Christmas Day (Dec. 25)
After another morning mass, December 25th is reserved for visiting family and friends and a continuation of feasting (this time including meat and alcohol). While Christmas Day holds less importance and symbolism for Poles than Christmas Eve, it is still a public holiday and a time for family. Despite the gradual moves by many, particularly the younger generation, away from the Catholic Church in recent years, Christmas is still viewed with more religious significance than you might expect in your own country and even those who might not attend mass on a regular basis still respect the traditions of the holiday period. As such, you can expect the vast majority of bars and restaurants to be closed on Christmas Day and the Second Day of Christmas (December 26th), though some businesses are beginning to break this Catholic code of conduct.
Live Nativity at St. Francis' Basilica
New Year’s Eve (Dec. 31)
December 31st is known locally as 'Sylwester,' and on this last night of the year every bar, club, restaurant and hotel in town will be hosting an all-night New Year’s Eve bash. Unfortunately, you have to pay to play and it’s wise to plan where you want to spend your evening since expensive tickets are required to enter most venues, and therefore pub crawling is not really an option. Your celebratory options are literally limitless, but if it's the last night of the year and you're still at a loss, you can always join the masses on the market square or several other parts of the city to take part in the free shenanigans the city organises each year.
To combat extreme, borderline unsafe, congestion on the market square, as well as real concerns about smog, for the past several years Kraków's Sylwester celebrations have not included a fireworks display, and have been spread out over several stages across the city. Details for New Year's Eve 2019 have not yet been announced, but last year free, city-organised concerts, festivities and inebriated countdowns took place on the Rynek Główny (the main market square), Rynek Podgórski, Aleja Roź in Nowa Huta, and in Tauron Arena from 21:00 until 01:00. Note that though free of charge, tickets are required and must be obtained in advance for Tauron Arena; register here. For updates and exact details, check out the online programme on the city's dedicated website: sylwester.krakow.pl.

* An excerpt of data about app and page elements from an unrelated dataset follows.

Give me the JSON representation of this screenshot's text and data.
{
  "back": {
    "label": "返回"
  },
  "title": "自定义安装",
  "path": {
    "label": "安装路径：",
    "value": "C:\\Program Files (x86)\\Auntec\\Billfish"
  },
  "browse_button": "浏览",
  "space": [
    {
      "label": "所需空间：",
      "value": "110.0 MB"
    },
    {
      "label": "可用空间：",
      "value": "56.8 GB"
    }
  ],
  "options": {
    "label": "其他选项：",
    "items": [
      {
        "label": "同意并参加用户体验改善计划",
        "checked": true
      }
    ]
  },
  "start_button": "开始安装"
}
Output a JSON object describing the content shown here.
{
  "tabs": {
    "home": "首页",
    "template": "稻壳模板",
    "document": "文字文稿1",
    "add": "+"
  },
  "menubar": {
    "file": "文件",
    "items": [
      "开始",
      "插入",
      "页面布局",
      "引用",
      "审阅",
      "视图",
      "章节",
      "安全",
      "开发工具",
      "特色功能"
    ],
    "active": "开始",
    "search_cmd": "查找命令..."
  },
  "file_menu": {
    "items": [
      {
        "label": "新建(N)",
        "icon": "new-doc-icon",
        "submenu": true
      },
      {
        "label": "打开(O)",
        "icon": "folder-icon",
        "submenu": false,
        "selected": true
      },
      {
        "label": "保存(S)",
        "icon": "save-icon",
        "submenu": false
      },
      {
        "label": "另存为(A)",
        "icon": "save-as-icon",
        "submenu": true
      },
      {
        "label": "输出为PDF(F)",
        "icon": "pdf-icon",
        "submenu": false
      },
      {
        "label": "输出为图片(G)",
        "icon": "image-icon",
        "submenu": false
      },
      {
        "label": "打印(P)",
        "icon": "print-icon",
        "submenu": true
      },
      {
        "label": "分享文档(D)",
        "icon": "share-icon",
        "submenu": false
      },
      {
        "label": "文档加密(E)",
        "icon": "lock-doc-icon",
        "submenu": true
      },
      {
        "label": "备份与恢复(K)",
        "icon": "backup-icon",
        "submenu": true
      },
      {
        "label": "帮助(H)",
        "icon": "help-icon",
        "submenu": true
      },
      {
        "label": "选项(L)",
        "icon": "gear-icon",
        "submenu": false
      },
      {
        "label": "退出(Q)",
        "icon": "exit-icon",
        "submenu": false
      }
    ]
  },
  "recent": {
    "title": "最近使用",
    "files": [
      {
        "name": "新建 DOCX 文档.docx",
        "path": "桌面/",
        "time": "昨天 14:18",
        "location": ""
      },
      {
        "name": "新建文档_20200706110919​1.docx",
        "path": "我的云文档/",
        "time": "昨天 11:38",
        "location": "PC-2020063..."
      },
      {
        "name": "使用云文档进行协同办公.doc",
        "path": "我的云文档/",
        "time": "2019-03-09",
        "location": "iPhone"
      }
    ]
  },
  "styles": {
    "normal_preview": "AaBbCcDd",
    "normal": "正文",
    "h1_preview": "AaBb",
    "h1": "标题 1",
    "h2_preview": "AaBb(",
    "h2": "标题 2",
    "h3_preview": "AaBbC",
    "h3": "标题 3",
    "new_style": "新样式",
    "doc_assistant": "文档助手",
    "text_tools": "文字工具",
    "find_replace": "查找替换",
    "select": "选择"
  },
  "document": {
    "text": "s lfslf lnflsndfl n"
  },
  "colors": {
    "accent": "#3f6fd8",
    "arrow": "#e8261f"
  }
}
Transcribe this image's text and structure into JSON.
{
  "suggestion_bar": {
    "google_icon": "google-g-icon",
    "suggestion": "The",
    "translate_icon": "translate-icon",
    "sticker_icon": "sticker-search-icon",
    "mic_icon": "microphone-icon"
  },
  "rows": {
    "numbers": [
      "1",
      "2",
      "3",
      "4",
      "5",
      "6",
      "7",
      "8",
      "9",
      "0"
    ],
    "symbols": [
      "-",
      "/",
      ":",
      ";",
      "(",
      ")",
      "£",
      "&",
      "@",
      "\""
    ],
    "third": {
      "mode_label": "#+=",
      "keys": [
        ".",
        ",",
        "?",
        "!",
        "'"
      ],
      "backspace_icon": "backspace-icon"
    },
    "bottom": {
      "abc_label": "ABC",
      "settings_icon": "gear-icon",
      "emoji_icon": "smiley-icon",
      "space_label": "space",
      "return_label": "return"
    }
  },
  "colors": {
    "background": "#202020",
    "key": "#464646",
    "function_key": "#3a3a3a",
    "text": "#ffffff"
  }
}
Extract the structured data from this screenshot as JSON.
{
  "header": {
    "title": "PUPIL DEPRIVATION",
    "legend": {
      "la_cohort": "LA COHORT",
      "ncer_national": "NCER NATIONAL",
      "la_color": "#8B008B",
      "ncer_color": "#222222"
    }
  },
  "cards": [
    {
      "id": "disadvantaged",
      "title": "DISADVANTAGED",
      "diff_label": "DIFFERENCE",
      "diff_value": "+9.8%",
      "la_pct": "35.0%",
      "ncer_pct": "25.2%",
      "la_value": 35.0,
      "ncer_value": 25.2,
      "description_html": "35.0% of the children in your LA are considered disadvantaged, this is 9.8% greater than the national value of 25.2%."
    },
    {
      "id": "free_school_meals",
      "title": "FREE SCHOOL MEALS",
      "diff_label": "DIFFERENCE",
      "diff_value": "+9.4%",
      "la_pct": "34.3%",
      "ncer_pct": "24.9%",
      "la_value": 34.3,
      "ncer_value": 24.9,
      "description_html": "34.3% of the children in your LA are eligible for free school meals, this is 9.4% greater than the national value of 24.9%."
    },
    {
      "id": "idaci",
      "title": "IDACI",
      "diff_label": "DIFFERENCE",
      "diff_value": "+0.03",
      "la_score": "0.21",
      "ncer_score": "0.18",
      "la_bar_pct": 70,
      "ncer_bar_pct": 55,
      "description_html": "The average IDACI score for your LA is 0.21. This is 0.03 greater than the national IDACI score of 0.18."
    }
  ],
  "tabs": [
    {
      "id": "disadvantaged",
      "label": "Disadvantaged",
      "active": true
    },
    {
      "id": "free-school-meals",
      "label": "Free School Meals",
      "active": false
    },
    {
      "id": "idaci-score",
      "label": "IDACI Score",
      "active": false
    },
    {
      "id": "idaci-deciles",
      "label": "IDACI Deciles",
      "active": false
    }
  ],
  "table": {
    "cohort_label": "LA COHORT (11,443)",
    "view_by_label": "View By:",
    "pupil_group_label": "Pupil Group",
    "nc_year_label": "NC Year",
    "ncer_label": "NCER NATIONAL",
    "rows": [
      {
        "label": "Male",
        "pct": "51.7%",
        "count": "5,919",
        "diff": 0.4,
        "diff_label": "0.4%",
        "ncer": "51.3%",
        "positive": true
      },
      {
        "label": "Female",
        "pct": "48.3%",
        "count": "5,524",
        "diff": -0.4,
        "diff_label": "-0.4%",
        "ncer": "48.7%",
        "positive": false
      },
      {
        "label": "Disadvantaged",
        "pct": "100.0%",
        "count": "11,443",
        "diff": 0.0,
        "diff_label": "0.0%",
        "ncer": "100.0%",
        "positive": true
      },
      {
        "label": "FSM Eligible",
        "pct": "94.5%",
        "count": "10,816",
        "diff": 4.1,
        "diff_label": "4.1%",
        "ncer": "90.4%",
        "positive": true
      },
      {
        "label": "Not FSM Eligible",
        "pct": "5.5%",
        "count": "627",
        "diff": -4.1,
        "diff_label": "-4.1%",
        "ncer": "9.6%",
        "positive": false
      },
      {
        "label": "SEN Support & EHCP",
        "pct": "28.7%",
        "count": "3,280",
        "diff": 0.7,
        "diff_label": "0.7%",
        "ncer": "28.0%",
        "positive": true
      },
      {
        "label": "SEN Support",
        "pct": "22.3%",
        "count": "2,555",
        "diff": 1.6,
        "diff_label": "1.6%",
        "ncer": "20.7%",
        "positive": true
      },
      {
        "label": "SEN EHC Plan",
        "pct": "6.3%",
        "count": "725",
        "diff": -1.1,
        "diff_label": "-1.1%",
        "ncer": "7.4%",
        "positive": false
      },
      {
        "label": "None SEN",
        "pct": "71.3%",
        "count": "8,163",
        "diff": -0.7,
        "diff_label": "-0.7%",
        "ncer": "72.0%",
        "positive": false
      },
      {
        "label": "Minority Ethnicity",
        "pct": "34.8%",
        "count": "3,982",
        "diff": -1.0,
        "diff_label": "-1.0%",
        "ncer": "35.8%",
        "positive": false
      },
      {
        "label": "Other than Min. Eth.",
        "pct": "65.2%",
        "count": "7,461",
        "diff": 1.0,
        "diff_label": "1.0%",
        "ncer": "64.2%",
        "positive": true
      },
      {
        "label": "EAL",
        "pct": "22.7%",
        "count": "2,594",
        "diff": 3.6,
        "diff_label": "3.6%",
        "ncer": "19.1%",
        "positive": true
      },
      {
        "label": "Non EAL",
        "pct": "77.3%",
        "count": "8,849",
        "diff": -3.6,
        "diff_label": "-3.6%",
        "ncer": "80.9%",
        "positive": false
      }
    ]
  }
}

Three Kings Day (Jan. 6)
The spirit of the holiday season is kept strong across the country until January 6th – Three Kings Day or Dzień Trzech Króli. On this day mass is compulsory, of course, and with the Parliament making Three Kings an official work holiday again in 2011, there’s no longer any excuse for missing church. After prayers, it's time join in a Three Kings Day procession - a merry parade of costumed carollers passing out candy, which honours the three wise men who visited Jesus at his birth. This year in Kraków you have three processions to choose from, each led by a different king, or magi. The Red Procession, symbolising Europe, will depart from Wawel Castle at 11:00, after a 10:00 mass in Wawel Cathedral; the Blue Procession, symbolising Africa, will start depart from Plac Matejki at 11:00 after a mass in St. Florian's Church; and the Green Procession, symbolising Asia will depart from ul. Konferedecka in Dębniki at 10:30. All three processions will make their way to the Main Market Square, arriving around 11:45 for a bit of baby adoration during a live nativity, and plenty more carolling.
Another tradition associated with Three Kings is writing the initials of their names – Kaspar, Melchior and Balthazar – in chalk on the front door or above the threshold of the house. In Kraków this honour is reserved for a priest who visits during the holiday season, blessing the house for the coming year by inscribing the commonly seen ‘K + M + B 2020’ (for a small donation of course).
The decorations actually stay up and the Polish holiday season doesn’t officially expire until February 2nd when Saint Nick sees his shadow and it’s generally agreed that every family should toss their Christmas tree. For more information about specific holiday happenings around this merry ‘miasto’, including the Great Orchestra of Christmas Charity, check the links below or head to our Events section, and have yourselves a merry little Christmas, one and all.